In constructing the Strategic Options Table depicted in Figure 2, the committee first considered the column labeled “Precursor Chemicals.” They then worked down the list of choices in the column and identified the best choice for each of the overall strategic “themes” under consideration: CCS, vertical integration, and virtual business. (“Other” refers to unspecified strategic themes into which the unchosen options in each column might presumably fall.)

In working down the column, the committee assigned each of the strategic themes to the appropriate choice, marking the choice, in this case, with a rectangle to indicate current practice, a triangle to indicate the practice to be followed in vertical integration, and an oval to indicate a virtual business practice. (It should be noted that for purposes of illustration this table has been kept relatively simple and uniform. Typically, the identical list of choices will not be found under each of the key issues, as here.)
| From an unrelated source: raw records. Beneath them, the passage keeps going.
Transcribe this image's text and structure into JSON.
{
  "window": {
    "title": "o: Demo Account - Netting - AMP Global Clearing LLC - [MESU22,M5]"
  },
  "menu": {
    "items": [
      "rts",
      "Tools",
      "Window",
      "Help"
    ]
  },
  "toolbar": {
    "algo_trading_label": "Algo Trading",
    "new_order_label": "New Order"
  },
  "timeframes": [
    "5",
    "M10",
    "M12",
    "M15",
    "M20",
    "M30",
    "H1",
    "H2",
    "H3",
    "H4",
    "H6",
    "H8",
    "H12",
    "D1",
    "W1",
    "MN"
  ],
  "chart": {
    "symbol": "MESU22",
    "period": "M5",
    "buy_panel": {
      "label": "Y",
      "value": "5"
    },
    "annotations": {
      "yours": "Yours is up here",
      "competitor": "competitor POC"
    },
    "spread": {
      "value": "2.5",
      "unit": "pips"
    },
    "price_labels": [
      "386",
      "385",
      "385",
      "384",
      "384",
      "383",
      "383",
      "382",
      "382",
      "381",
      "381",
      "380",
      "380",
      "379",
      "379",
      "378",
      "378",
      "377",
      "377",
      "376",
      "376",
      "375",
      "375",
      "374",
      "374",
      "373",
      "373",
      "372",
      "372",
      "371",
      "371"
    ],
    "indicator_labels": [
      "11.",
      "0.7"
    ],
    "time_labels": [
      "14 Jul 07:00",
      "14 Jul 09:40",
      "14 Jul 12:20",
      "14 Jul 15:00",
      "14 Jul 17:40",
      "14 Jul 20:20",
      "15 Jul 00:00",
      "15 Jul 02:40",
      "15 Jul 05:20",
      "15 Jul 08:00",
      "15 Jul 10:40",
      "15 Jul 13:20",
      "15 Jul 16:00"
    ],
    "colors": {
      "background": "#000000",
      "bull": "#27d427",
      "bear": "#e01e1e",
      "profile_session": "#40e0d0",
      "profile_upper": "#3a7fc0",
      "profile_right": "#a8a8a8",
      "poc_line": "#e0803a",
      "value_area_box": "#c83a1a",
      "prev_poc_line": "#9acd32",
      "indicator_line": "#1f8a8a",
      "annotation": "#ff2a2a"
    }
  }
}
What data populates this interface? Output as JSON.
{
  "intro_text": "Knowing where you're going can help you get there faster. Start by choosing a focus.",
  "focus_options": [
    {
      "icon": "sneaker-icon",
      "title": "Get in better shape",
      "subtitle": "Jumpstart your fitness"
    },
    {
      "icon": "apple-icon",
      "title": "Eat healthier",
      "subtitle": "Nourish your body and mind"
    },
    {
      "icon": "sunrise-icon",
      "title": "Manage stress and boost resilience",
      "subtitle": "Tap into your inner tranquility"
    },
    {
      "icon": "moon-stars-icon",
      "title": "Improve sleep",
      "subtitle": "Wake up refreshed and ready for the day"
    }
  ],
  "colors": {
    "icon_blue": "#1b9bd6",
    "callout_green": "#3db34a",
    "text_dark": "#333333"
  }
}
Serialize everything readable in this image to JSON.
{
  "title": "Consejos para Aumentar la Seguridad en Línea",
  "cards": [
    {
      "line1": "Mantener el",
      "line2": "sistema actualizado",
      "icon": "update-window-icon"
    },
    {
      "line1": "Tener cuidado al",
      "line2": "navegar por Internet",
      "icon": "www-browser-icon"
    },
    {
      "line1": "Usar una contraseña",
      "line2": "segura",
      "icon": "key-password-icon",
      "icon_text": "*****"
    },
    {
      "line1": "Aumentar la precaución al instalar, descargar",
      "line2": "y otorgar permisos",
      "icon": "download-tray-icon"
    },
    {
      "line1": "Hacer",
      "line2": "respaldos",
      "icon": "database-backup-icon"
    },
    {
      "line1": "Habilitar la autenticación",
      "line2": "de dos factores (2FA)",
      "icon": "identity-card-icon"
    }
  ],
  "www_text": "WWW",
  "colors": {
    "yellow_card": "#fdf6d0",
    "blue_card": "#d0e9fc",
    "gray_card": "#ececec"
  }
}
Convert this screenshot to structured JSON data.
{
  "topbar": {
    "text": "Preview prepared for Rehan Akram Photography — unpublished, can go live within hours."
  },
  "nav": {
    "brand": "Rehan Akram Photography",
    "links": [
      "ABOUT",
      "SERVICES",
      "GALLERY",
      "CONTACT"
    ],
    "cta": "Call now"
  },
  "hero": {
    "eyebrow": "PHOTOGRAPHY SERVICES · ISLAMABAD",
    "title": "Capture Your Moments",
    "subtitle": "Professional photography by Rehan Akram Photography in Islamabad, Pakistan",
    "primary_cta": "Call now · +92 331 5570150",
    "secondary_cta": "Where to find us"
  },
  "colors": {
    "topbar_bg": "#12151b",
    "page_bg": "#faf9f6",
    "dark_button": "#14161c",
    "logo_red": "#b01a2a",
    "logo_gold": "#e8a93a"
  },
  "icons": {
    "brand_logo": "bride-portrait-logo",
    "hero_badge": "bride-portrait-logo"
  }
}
Figure 2: Example Strategic Options Table. Click here for larger image.

Once the committee had worked down all six of the key decision columns, it had a picture of what each broad strategic option for the value chain looked like. For example, vertical integration would mean: acquiring the capability to produce precursor chemicals, manufacturing APIs in-house, keeping main dosage production in-house, building a packaging capability, forming a joint venture for distribution, and undertaking “supply chain E3” initiatives in distribution network optimization, “Lean,” and compliance risk reduction. The virtual option would mean: outsourcing precursor chemicals, divesting the existing API and main dosage production capabilities and securing partners to provide them, outsourcing packaging and commercial distribution, and undertaking “E3” initiatives in distribution network optimization, “Lean,” and customer service. The exercise also gave the committee a clear picture of the current CC&S plan.

Valuing Competing Options

To evaluate these different strategic options, a financial model was created that included all of the key risks and uncertainties that the steering committee and other subject matter experts believed were important factors in making value chain decisions. Key risks and uncertainties included such factors as management bandwidth, compliance risk, outsourcing costs, emerging technologies, and time-to-launch. Each of these issues was addressed in the financial risk-adjusted evaluation of each strategy (Figure 3, below).

Figure 3: Risk-Adjusted Financial Evaluation. Click here for larger image.

As the risk-adjusted evaluation shows, the virtual business option would create more financial value than the vertical option and far more value than maintaining current course and speed. This did not mean the company should necessarily choose this option, but gave its steering committee a sound basis for comparing different choices and choosing them based on value, investment, risk and other factors.

A Track Record of Results

A systematic approach to improving the value chain provides a consistent, repeatable and reliable basis for making decisions in the face of complexity, risk, and uncertainty. This approach, developed and honed over the last 20 years, has an impressive track record:

    • In some 70 percent of cases, decision-makers committed to a different alternative and path of action than their existing plan.
    • In almost every case, the approach identified alternatives that promised 30 – 100 percent improvement over the current plan as measured in expected net present value (NPV) of free cash flow.
  • In 95 percent of cases, the recommendations were fully funded and backed by real organizational commitment, based in part on the fact that the methods that were used were systematic, and inspired confidence.

By using this alternative-based approach to value chain decisions, manufacturing and operations executives, and even leaders at the local level — facility managers or line leaders — can genuinely explore significantly different options, breaking them free of the incremental decision-making that keeps organizations from realizing the full benefits of their value chains.

About the Authors

All three authors are with Tunnell Consulting. Brian W. Hagen, Ph.D., is Managing Director, Raymond L. Manganelli, Ph.D., is Senior Managing Director, and Thomas L. McGurk is Practice Director.

About the Author

Brian W. Hagen | Ph.D.